Our Head instructor is no longer employed by St. Louis Ki Aikido. With limited time, he will continue much of his teaching and management work on a volunteer basis. From 2001 to 2007 St. Louis Ki Aikido Kids Aikido Program was at its peak with 8 kids classes per week at three locations, summer camp sessions and more. While our Head Instructor was the primary teacher and manager, the kids program was also dependent on volunteer assistants and teachers. The loss of key volunteers, the loss of major grant funding and the broad economic recession have changed quite a few things with our school.
In the past few years the program has not been everything it should be. It's time to work on changing that. We will be recruiting and training volunteers. We will be developing a new marketing/outreach plan. We will also explore the possibility of collaboration with other organizations and schools. Through these efforts we want to develop the size and number of classes makes the program exciting and successful. We may even return to having classes for two age groups.
We hope to come back with a greatly improved Kids Aikido Program as soon as possible. Part of our mission is to provide training for children.
Children are often told to "calm down" and to "pay attention", but seldom shown how or why. We teach children how to calm down and show that calmness is a source of power. Paying attention is one way of doing what we call "extending ki", which connects us with other people and the space around us. Learning calm attentiveness through specific exercises is the most basic training in Ki-Aikido. Practice improves children's ability to respond positively in all situations.

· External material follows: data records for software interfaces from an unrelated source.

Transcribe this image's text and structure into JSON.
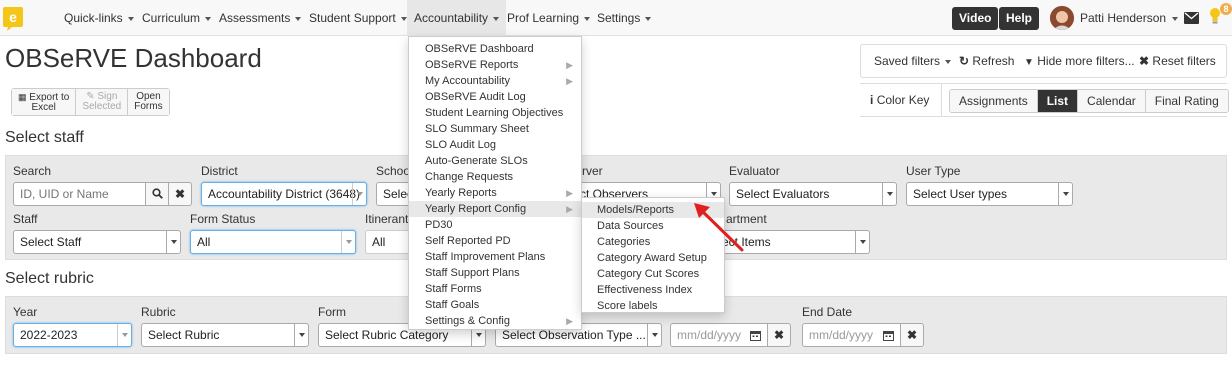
{
  "nav": {
    "items": [
      {
        "label": "Quick-links"
      },
      {
        "label": "Curriculum"
      },
      {
        "label": "Assessments"
      },
      {
        "label": "Student Support"
      },
      {
        "label": "Accountability"
      },
      {
        "label": "Prof Learning"
      },
      {
        "label": "Settings"
      }
    ],
    "video_label": "Video",
    "help_label": "Help",
    "user_name": "Patti Henderson",
    "notification_count": "8",
    "logo_icon": "logo-icon",
    "mail_icon": "envelope-icon",
    "bulb_icon": "lightbulb-icon"
  },
  "page": {
    "title": "OBSeRVE Dashboard"
  },
  "toolbar": {
    "export_line1": "Export to",
    "export_line2": "Excel",
    "sign_line1": "Sign",
    "sign_line2": "Selected",
    "open_line1": "Open",
    "open_line2": "Forms"
  },
  "filters": {
    "saved_filters": "Saved filters",
    "refresh": "Refresh",
    "hide_more": "Hide more filters...",
    "reset": "Reset filters"
  },
  "views": {
    "color_key": "Color Key",
    "tabs": [
      "Assignments",
      "List",
      "Calendar",
      "Final Rating"
    ],
    "active": "List"
  },
  "select_staff": {
    "heading": "Select staff",
    "search_label": "Search",
    "search_placeholder": "ID, UID or Name",
    "district_label": "District",
    "district_value": "Accountability District (3648)",
    "school_label": "Schoo",
    "school_value": "Selec",
    "observer_label": "rver",
    "observer_value": "ct Observers",
    "evaluator_label": "Evaluator",
    "evaluator_value": "Select Evaluators",
    "user_type_label": "User Type",
    "user_type_value": "Select User types",
    "staff_label": "Staff",
    "staff_value": "Select Staff",
    "form_status_label": "Form Status",
    "form_status_value": "All",
    "itinerant_label": "Itinerant",
    "itinerant_value": "All",
    "department_label": "artment",
    "department_value": "ect Items"
  },
  "select_rubric": {
    "heading": "Select rubric",
    "year_label": "Year",
    "year_value": "2022-2023",
    "rubric_label": "Rubric",
    "rubric_value": "Select Rubric",
    "form_label": "Form",
    "form_value": "Select Rubric Category",
    "obs_type_value": "Select Observation Type ...",
    "start_placeholder": "mm/dd/yyyy",
    "end_label": "End Date",
    "end_placeholder": "mm/dd/yyyy"
  },
  "accountability_menu": {
    "items": [
      {
        "label": "OBSeRVE Dashboard",
        "submenu": false
      },
      {
        "label": "OBSeRVE Reports",
        "submenu": true
      },
      {
        "label": "My Accountability",
        "submenu": true
      },
      {
        "label": "OBSeRVE Audit Log",
        "submenu": false
      },
      {
        "label": "Student Learning Objectives",
        "submenu": false
      },
      {
        "label": "SLO Summary Sheet",
        "submenu": false
      },
      {
        "label": "SLO Audit Log",
        "submenu": false
      },
      {
        "label": "Auto-Generate SLOs",
        "submenu": false
      },
      {
        "label": "Change Requests",
        "submenu": false
      },
      {
        "label": "Yearly Reports",
        "submenu": true
      },
      {
        "label": "Yearly Report Config",
        "submenu": true
      },
      {
        "label": "PD30",
        "submenu": false
      },
      {
        "label": "Self Reported PD",
        "submenu": false
      },
      {
        "label": "Staff Improvement Plans",
        "submenu": false
      },
      {
        "label": "Staff Support Plans",
        "submenu": false
      },
      {
        "label": "Staff Forms",
        "submenu": false
      },
      {
        "label": "Staff Goals",
        "submenu": false
      },
      {
        "label": "Settings & Config",
        "submenu": true
      }
    ],
    "active": "Yearly Report Config"
  },
  "yearly_report_config_submenu": {
    "items": [
      "Models/Reports",
      "Data Sources",
      "Categories",
      "Category Award Setup",
      "Category Cut Scores",
      "Effectiveness Index",
      "Score labels"
    ],
    "active": "Models/Reports"
  },
  "colors": {
    "nav_bg": "#f8f8f8",
    "dark_button": "#333333",
    "panel_bg": "#e9e9e9",
    "highlight": "#e8e8e8",
    "annotation_arrow": "#e02020",
    "badge": "#f0ad4e"
  }
}
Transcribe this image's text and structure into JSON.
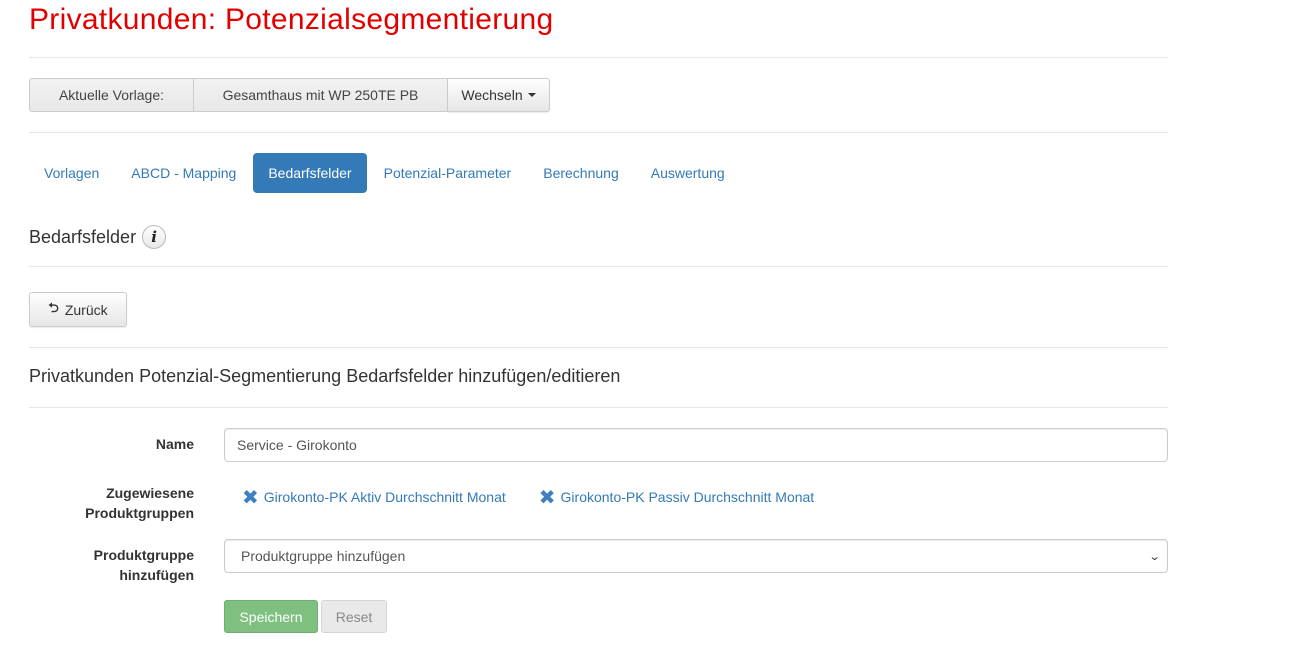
{
  "page": {
    "title": "Privatkunden: Potenzialsegmentierung"
  },
  "template_bar": {
    "label": "Aktuelle Vorlage:",
    "value": "Gesamthaus mit WP 250TE PB",
    "switch_label": "Wechseln"
  },
  "nav": {
    "items": [
      {
        "label": "Vorlagen",
        "active": false
      },
      {
        "label": "ABCD - Mapping",
        "active": false
      },
      {
        "label": "Bedarfsfelder",
        "active": true
      },
      {
        "label": "Potenzial-Parameter",
        "active": false
      },
      {
        "label": "Berechnung",
        "active": false
      },
      {
        "label": "Auswertung",
        "active": false
      }
    ]
  },
  "section": {
    "title": "Bedarfsfelder",
    "info_icon": "info-icon"
  },
  "back_button": {
    "label": "Zurück",
    "icon": "return-arrow-icon"
  },
  "form": {
    "heading": "Privatkunden Potenzial-Segmentierung Bedarfsfelder hinzufügen/editieren",
    "name_label": "Name",
    "name_value": "Service - Girokonto",
    "assigned_label_line1": "Zugewiesene",
    "assigned_label_line2": "Produktgruppen",
    "assigned_groups": [
      "Girokonto-PK Aktiv Durchschnitt Monat",
      "Girokonto-PK Passiv Durchschnitt Monat"
    ],
    "add_label_line1": "Produktgruppe",
    "add_label_line2": "hinzufügen",
    "add_select_value": "Produktgruppe hinzufügen",
    "save_label": "Speichern",
    "reset_label": "Reset"
  },
  "colors": {
    "title_red": "#e10000",
    "link_blue": "#337ab7",
    "save_green": "#7fc080"
  }
}
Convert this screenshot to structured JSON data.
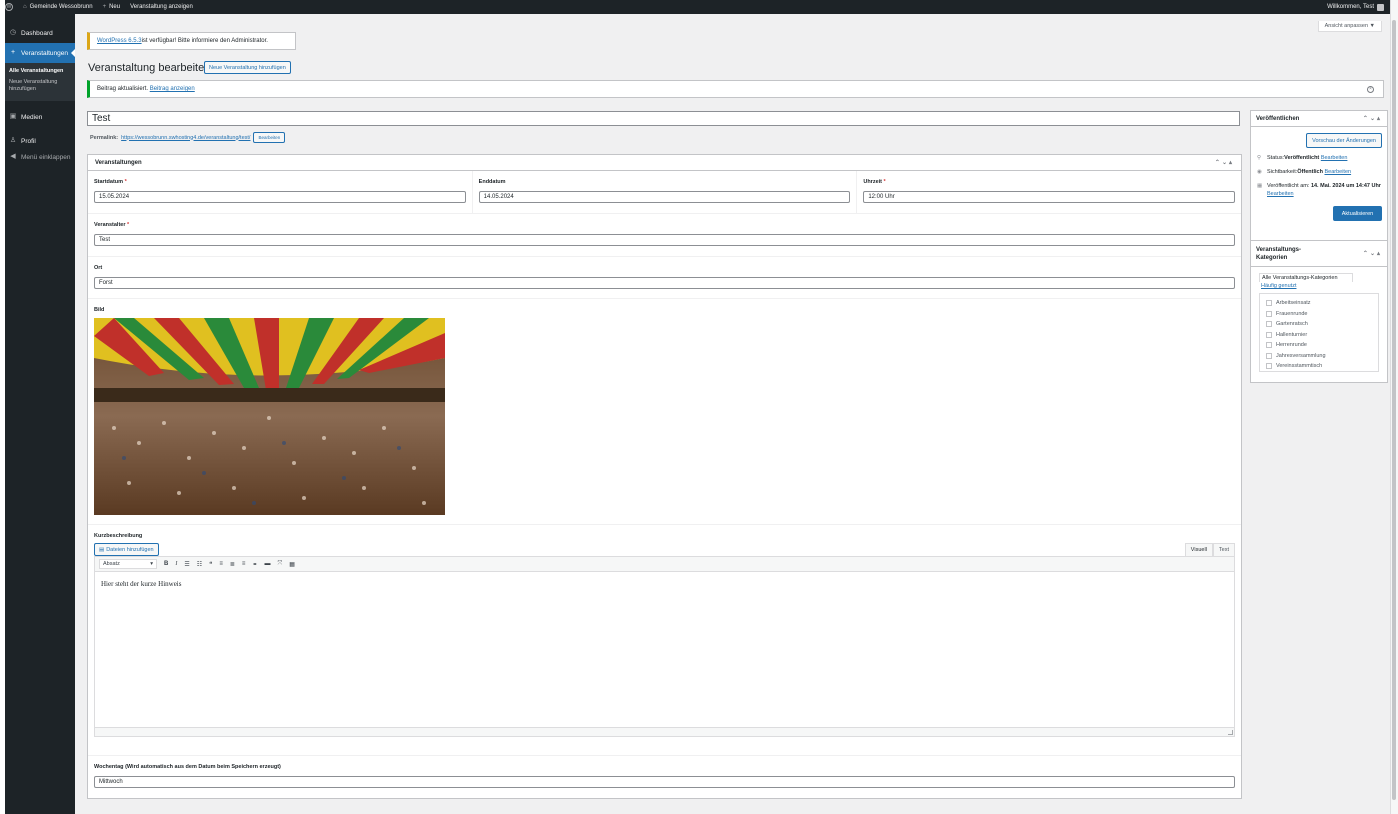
{
  "adminbar": {
    "site_name": "Gemeinde Wessobrunn",
    "new_label": "Neu",
    "view_label": "Veranstaltung anzeigen",
    "greeting": "Willkommen, Test"
  },
  "sidebar": {
    "items": [
      {
        "label": "Dashboard",
        "icon": "dashboard-icon"
      },
      {
        "label": "Veranstaltungen",
        "icon": "plus-icon"
      },
      {
        "label": "Medien",
        "icon": "media-icon"
      },
      {
        "label": "Profil",
        "icon": "user-icon"
      }
    ],
    "submenu": [
      "Alle Veranstaltungen",
      "Neue Veranstaltung hinzufügen"
    ],
    "collapse": "Menü einklappen"
  },
  "screen_options": "Ansicht anpassen ▼",
  "update_notice": {
    "link": "WordPress 6.5.3",
    "text": " ist verfügbar! Bitte informiere den Administrator."
  },
  "page": {
    "title": "Veranstaltung bearbeiten",
    "add_new": "Neue Veranstaltung hinzufügen"
  },
  "success_notice": {
    "text": "Beitrag aktualisiert. ",
    "link": "Beitrag anzeigen"
  },
  "post": {
    "title": "Test",
    "permalink_label": "Permalink:",
    "permalink_url": "https://wessobrunn.swhosting4.de/veranstaltung/test/",
    "edit_label": "Bearbeiten"
  },
  "metabox": {
    "title": "Veranstaltungen",
    "fields": {
      "start_label": "Startdatum",
      "start_value": "15.05.2024",
      "end_label": "Enddatum",
      "end_value": "14.05.2024",
      "time_label": "Uhrzeit",
      "time_value": "12:00 Uhr",
      "organizer_label": "Veranstalter",
      "organizer_value": "Test",
      "place_label": "Ort",
      "place_value": "Forst",
      "image_label": "Bild",
      "desc_label": "Kurzbeschreibung",
      "add_media": "Dateien hinzufügen",
      "tab_visual": "Visuell",
      "tab_text": "Text",
      "format": "Absatz",
      "desc_text": "Hier steht der kurze Hinweis",
      "weekday_label": "Wochentag (Wird automatisch aus dem Datum beim Speichern erzeugt)",
      "weekday_value": "Mittwoch"
    }
  },
  "publish": {
    "title": "Veröffentlichen",
    "preview": "Vorschau der Änderungen",
    "status_label": "Status: ",
    "status_value": "Veröffentlicht",
    "visibility_label": "Sichtbarkeit: ",
    "visibility_value": "Öffentlich",
    "published_label": "Veröffentlicht am: ",
    "published_value": "14. Mai. 2024 um 14:47 Uhr",
    "edit": "Bearbeiten",
    "update": "Aktualisieren"
  },
  "categories": {
    "title": "Veranstaltungs-Kategorien",
    "tab_all": "Alle Veranstaltungs-Kategorien",
    "tab_used": "Häufig genutzt",
    "items": [
      "Arbeitseinsatz",
      "Frauenrunde",
      "Gartenratsch",
      "Hallenturnier",
      "Herrenrunde",
      "Jahresversammlung",
      "Vereinsstammtisch"
    ]
  }
}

Students enjoy the movement, tumbling and rolling exercises taught in every class. They learn to enjoy cooperation and to have fun without competing. They develop greater trust in themselves and in others. A combination of work and play make the practice truly "artful" (at least that's what one child old decided). Classes for Children ages 9 to 13 are conducted in sessions that are 6 to 7 weeks long. Most classes are 50 or 60 minutes long. Students may attend 1 or 2 classes each week during the session. Changes in schedule may occur due to holidays and special events.
Classes are conducted in the most appropriate way for the students' age and experience. Students learn the applicable techniques necessary for rank testing. Meditation and breathing exercises are used in training with students of all ages.
While our official age span for Kids Aikido is 9 to 13, we have a few students who are 13 and 14. Some of these teens prefer to start training in the Kids program. Some started at a younger age and have continued in the kids program. Some train in both Kids and Adult classes. At this age it really depends on the comfort level of each individual child, and we want to accommodate each individual in the best way we can. At 15 it is usually best for students to train in the adult classes. With regular training starting at that age, they could be ready for black belt testing as early as age 17 (the youngest allowed). Black belt testing is the same for all ages. On the test, students will be demonstrating techniques with adults and will engage in a free style with four adult black belts attacking at the same time (or at least trying to). At least a couple of years working with adults are needed to perform at this level.
Summer Samurai is designed to be a 5-day program consisting of five 45 to 75 minute classes. The classes typically run from Monday through Friday. Each class builds on the material that was presented in previous classes. The children are taught the basics of Aikido. This includes basic movement and posture, rolling exercises, calmness and relaxation training, and one or two Aikido techniques. On Friday the participants learn movements with wooden practice swords and see some advanced Aikido.
Summer Samurai is appropriate for ages 7 and up. It is best if he age range of the participants span no more than 4 years. This allows the training to be adjusted to the developmental level of the children. Because of safety concerns when working with wooden practice swords, children who are judged by the instructor as too undisciplined will not be allowed to participate in the Friday class. However, this is rarely a problem.
Contact Mark Rubbert for more information.